Economic background and educational attainment: The role of gene-environment interactions


Thompson, Owen (2012). Economic background and educational attainment: The role of gene-environment interactions. 2012 Add Health Users Conference. Bethesda, MD.


On average, children from less economically privileged households have lower levels of educational attainment than their higher income peers, and this association has important implications for intergenerational mobility and equality of opportunity. Using genetic marker data from the National Longitudinal Study of Adolescent Health, this paper shows that the income-achievement relationship varies greatly across groups of children with different versions of a single gene, monoamineoxidase A (MAOA). For children with one variant of MAOA, increases in household income have the expected large positive association with college enrollment, college graduation, and total years of schooling completed. For children with another variant of MAOA, who comprise over half of the population, there is virtually no relationship between economic background and educational attainment. These results hold when the genetic component of the interactive effects are identified using MAOA variation between full biological siblings, which biological principles assure is as good as randomly assigned.
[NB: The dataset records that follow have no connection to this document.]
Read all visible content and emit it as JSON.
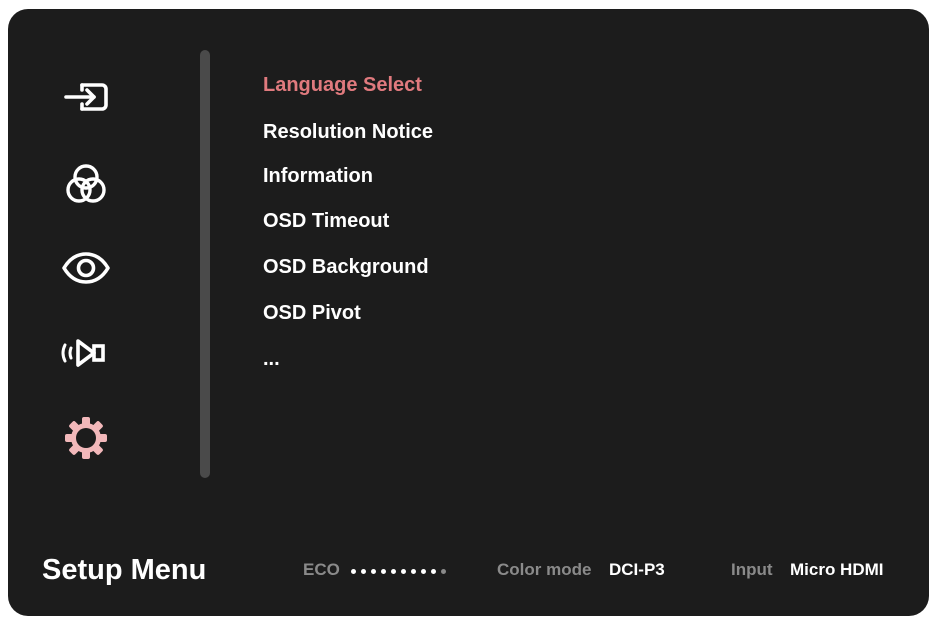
{
  "sidebar": {
    "icons": [
      {
        "name": "input-icon"
      },
      {
        "name": "color-icon"
      },
      {
        "name": "eye-icon"
      },
      {
        "name": "audio-icon"
      },
      {
        "name": "gear-icon",
        "active": true
      }
    ],
    "active_color": "#f2b8ba"
  },
  "menu": {
    "items": [
      {
        "label": "Language Select",
        "selected": true
      },
      {
        "label": "Resolution Notice"
      },
      {
        "label": "Information"
      },
      {
        "label": "OSD Timeout"
      },
      {
        "label": "OSD Background"
      },
      {
        "label": "OSD Pivot"
      },
      {
        "label": "..."
      }
    ],
    "selected_color": "#e07a7e"
  },
  "footer": {
    "title": "Setup Menu",
    "eco_label": "ECO",
    "eco_level": 9,
    "eco_max": 10,
    "color_mode_label": "Color mode",
    "color_mode_value": "DCI-P3",
    "input_label": "Input",
    "input_value": "Micro HDMI"
  }
}
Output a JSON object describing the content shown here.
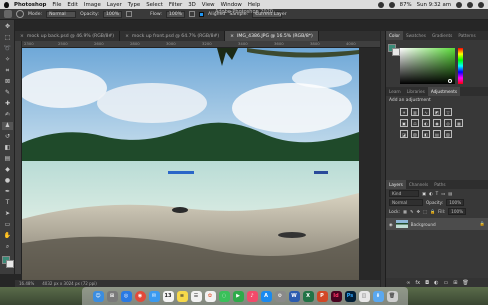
{
  "menubar": {
    "app_name": "Photoshop",
    "items": [
      "File",
      "Edit",
      "Image",
      "Layer",
      "Type",
      "Select",
      "Filter",
      "3D",
      "View",
      "Window",
      "Help"
    ],
    "battery": "87%",
    "time": "Sun 9:32 am"
  },
  "window_title": "Adobe Photoshop 2020",
  "options_bar": {
    "mode_label": "Mode:",
    "mode_value": "Normal",
    "opacity_label": "Opacity:",
    "opacity_value": "100%",
    "flow_label": "Flow:",
    "flow_value": "100%",
    "aligned_label": "Aligned",
    "sample_label": "Sample:",
    "sample_value": "Current Layer"
  },
  "tabs": [
    {
      "label": "mock up back.psd @ 46.9% (RGB/8#)",
      "active": false
    },
    {
      "label": "mock up front.psd @ 64.7% (RGB/8#)",
      "active": false
    },
    {
      "label": "IMG_4386.JPG @ 16.5% (RGB/8*)",
      "active": true
    }
  ],
  "ruler_ticks": [
    "2300",
    "2500",
    "2600",
    "2800",
    "3000",
    "3200",
    "3400",
    "3600",
    "3800",
    "4000"
  ],
  "status": {
    "zoom": "16.48%",
    "doc_size": "4032 px x 3024 px (72 ppi)"
  },
  "color_panel": {
    "tabs": [
      "Color",
      "Swatches",
      "Gradients",
      "Patterns"
    ]
  },
  "adjustments_panel": {
    "tabs": [
      "Learn",
      "Libraries",
      "Adjustments"
    ],
    "heading": "Add an adjustment"
  },
  "layers_panel": {
    "tabs": [
      "Layers",
      "Channels",
      "Paths"
    ],
    "kind_label": "Kind",
    "blend_mode": "Normal",
    "opacity_label": "Opacity:",
    "opacity_value": "100%",
    "lock_label": "Lock:",
    "fill_label": "Fill:",
    "fill_value": "100%",
    "layer_name": "Background"
  },
  "dock": {
    "apps": [
      "finder",
      "launchpad",
      "safari",
      "chrome",
      "mail",
      "calendar",
      "notes",
      "reminders",
      "photos",
      "messages",
      "facetime",
      "music",
      "appstore",
      "settings",
      "word",
      "excel",
      "powerpoint",
      "indesign",
      "photoshop",
      "preview",
      "finder-folder",
      "trash"
    ],
    "calendar_day": "13"
  },
  "colors": {
    "accent": "#2196f3",
    "panel": "#383838",
    "photoshop_blue": "#31a8ff"
  }
}
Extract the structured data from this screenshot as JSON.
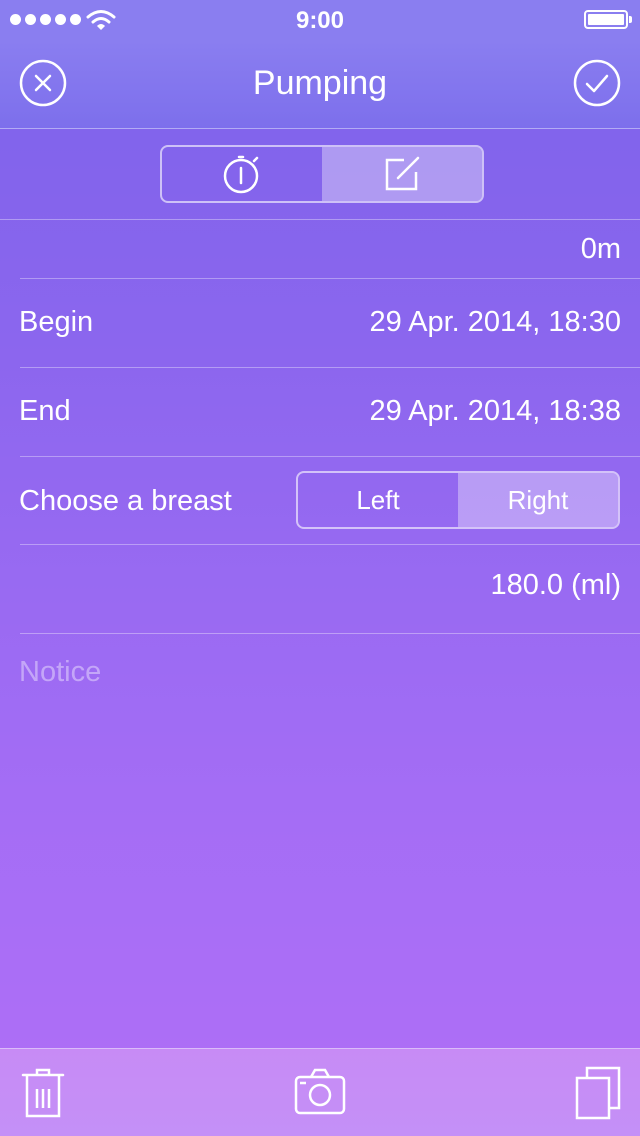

The mechanisms underlying this interaction as well as implications for policy and future research are discussed.


Reference Type

Conference proceeding

Book Title

2012 Add Health Users Conference


Thompson, Owen

Year Published


City of Publication

Bethesda, MD

Reference ID